By Anne Galloway, VTDigger.org
On Thursday, Jan. 8, lawmakers will cast secret ballots to elect the new governor. Neither Scott Milne, the Republican candidate, nor incumbent governor Shumlin received more than 50 percent of the vote on Election Day, and under the Vermont constitution, the Legislature must now decide.
Legislators have traditionally supported the top vote-getter, Shumlin said. But he says he is not lobbying lawmakers to vote for him on Jan. 8.
Milne has said he hopes the overwhelmingly Democratic Legislature will support his bid for governor.
Milne’s supporters announced on Monday, Dec. 29, that they are launching television ads and a grassroots campaign to urge lawmakers to support the Republican candidate. Shumlin beat Milne by fewer than 2,400 votes. Milne did not ask for a recount, nor has he conceded the race.
A new advocacy group, Vermonters for Honest Government, led by Bill Round, a retired U.S. Navy captain, hopes to persuade lawmakers to vote for Milne because he says Shumlin is not fit to continue in office.
Round is running television ads on WPTZ, WCAX and Local 22. He is also organizing volunteers who will be pressuring lawmakers to vote for Milne.

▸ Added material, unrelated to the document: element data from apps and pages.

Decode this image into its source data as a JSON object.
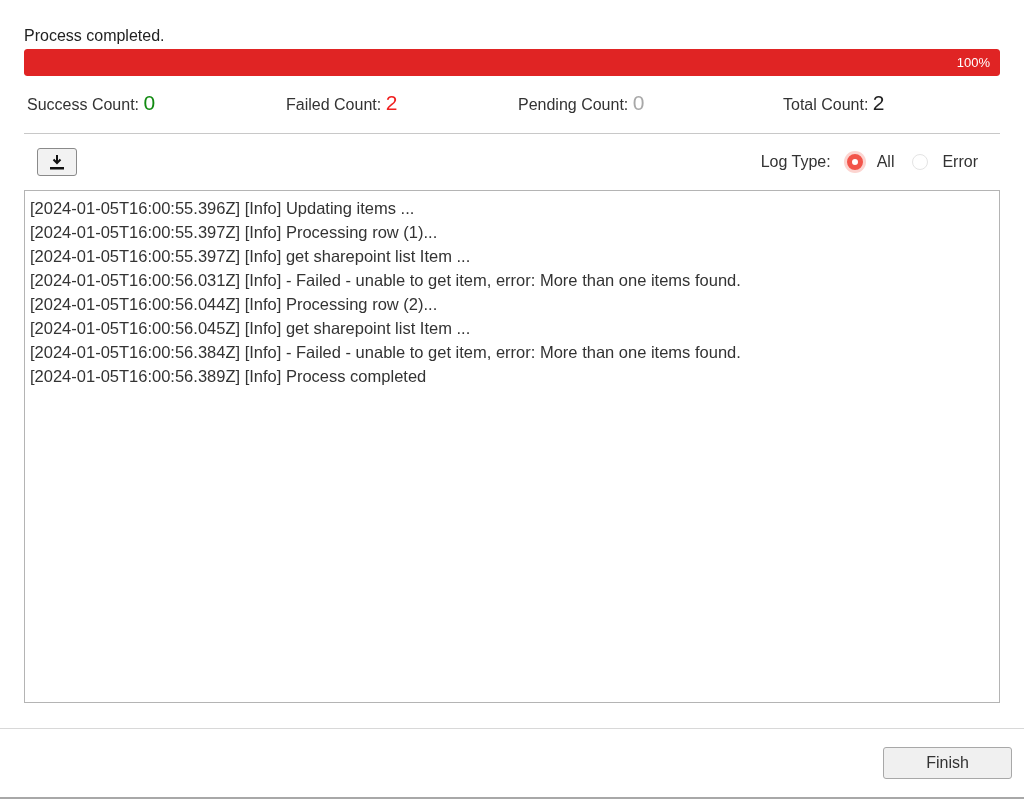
{
  "status_text": "Process completed.",
  "progress": {
    "level": 1,
    "label": "100%"
  },
  "counts": [
    {
      "label": "Success Count:",
      "value": "0",
      "kind": "success"
    },
    {
      "label": "Failed Count:",
      "value": "2",
      "kind": "failed"
    },
    {
      "label": "Pending Count:",
      "value": "0",
      "kind": "pending"
    },
    {
      "label": "Total Count:",
      "value": "2",
      "kind": "total"
    }
  ],
  "log_type": {
    "label": "Log Type:",
    "options": [
      {
        "label": "All",
        "selected": true
      },
      {
        "label": "Error",
        "selected": false
      }
    ]
  },
  "log_lines": [
    "[2024-01-05T16:00:55.396Z] [Info] Updating items ...",
    "[2024-01-05T16:00:55.397Z] [Info] Processing row (1)...",
    "[2024-01-05T16:00:55.397Z] [Info] get sharepoint list Item ...",
    "[2024-01-05T16:00:56.031Z] [Info] - Failed - unable to get item, error: More than one items found.",
    "[2024-01-05T16:00:56.044Z] [Info] Processing row (2)...",
    "[2024-01-05T16:00:56.045Z] [Info] get sharepoint list Item ...",
    "[2024-01-05T16:00:56.384Z] [Info] - Failed - unable to get item, error: More than one items found.",
    "[2024-01-05T16:00:56.389Z] [Info] Process completed"
  ],
  "buttons": [
    {
      "label": "Finish"
    }
  ]
}
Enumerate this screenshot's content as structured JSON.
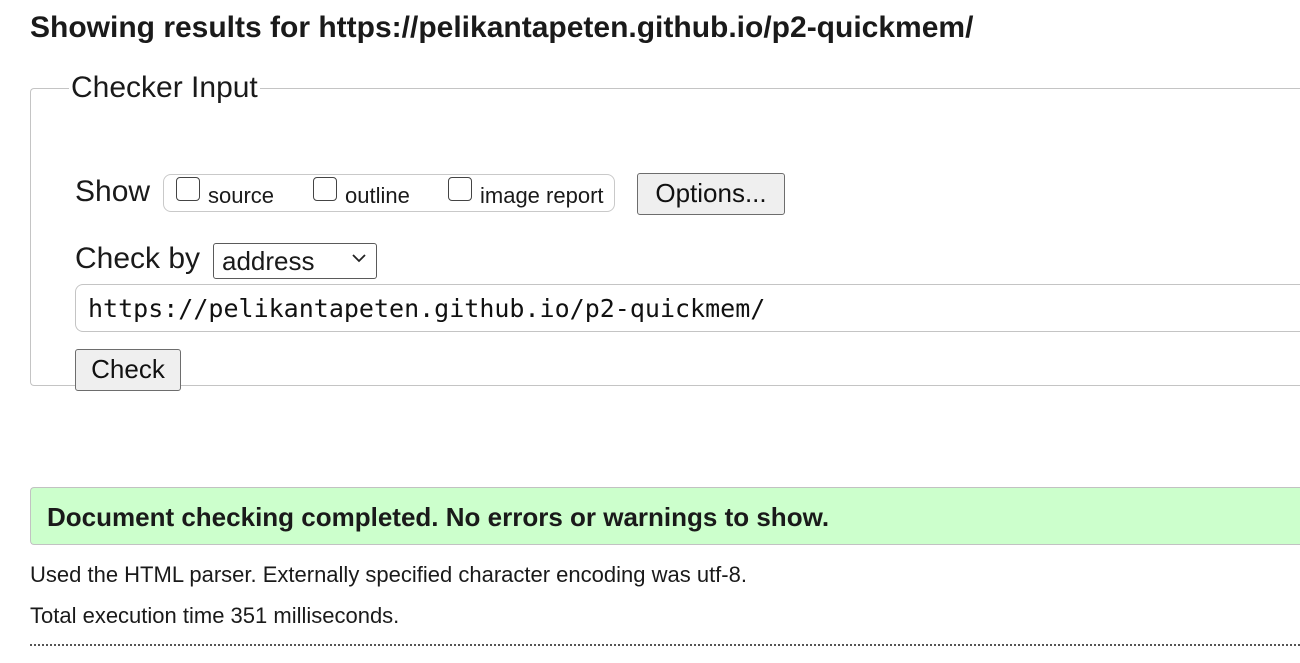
{
  "header": {
    "title": "Showing results for https://pelikantapeten.github.io/p2-quickmem/"
  },
  "checker_input": {
    "legend": "Checker Input",
    "show_label": "Show",
    "show_options": [
      {
        "label": "source",
        "checked": false
      },
      {
        "label": "outline",
        "checked": false
      },
      {
        "label": "image report",
        "checked": false
      }
    ],
    "options_button": "Options...",
    "check_by_label": "Check by",
    "check_by_value": "address",
    "url_value": "https://pelikantapeten.github.io/p2-quickmem/",
    "check_button": "Check"
  },
  "result": {
    "message": "Document checking completed. No errors or warnings to show.",
    "background_color": "#ccffcc",
    "parser_info": "Used the HTML parser. Externally specified character encoding was utf-8.",
    "execution_time": "Total execution time 351 milliseconds."
  }
}
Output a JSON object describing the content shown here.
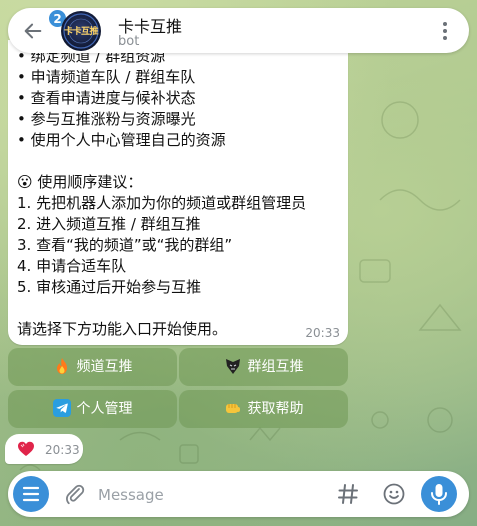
{
  "header": {
    "unread_count": "2",
    "title": "卡卡互推",
    "subtitle": "bot",
    "avatar_text": "卡卡互推"
  },
  "message": {
    "lines": [
      "• 绑定频道 / 群组资源",
      "• 申请频道车队 / 群组车队",
      "• 查看申请进度与候补状态",
      "• 参与互推涨粉与资源曝光",
      "• 使用个人中心管理自己的资源",
      "",
      "😮 使用顺序建议：",
      "1. 先把机器人添加为你的频道或群组管理员",
      "2. 进入频道互推 / 群组互推",
      "3. 查看“我的频道”或“我的群组”",
      "4. 申请合适车队",
      "5. 审核通过后开始参与互推",
      "",
      "请选择下方功能入口开始使用。"
    ],
    "time": "20:33"
  },
  "keyboard": {
    "channel": "频道互推",
    "group": "群组互推",
    "profile": "个人管理",
    "help": "获取帮助"
  },
  "message2": {
    "time": "20:33"
  },
  "composer": {
    "placeholder": "Message"
  },
  "colors": {
    "accent": "#3a8fd8",
    "keyboard_button": "#7a9c5f",
    "bubble": "#ffffff"
  }
}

Round says legislators should vote against Shumlin because “he’s promised a lot and failed to deliver.” The issues the retired Newport Center resident is most exercised about include “skyrocketing” property taxes, “out of control” education spending and state budget deficits.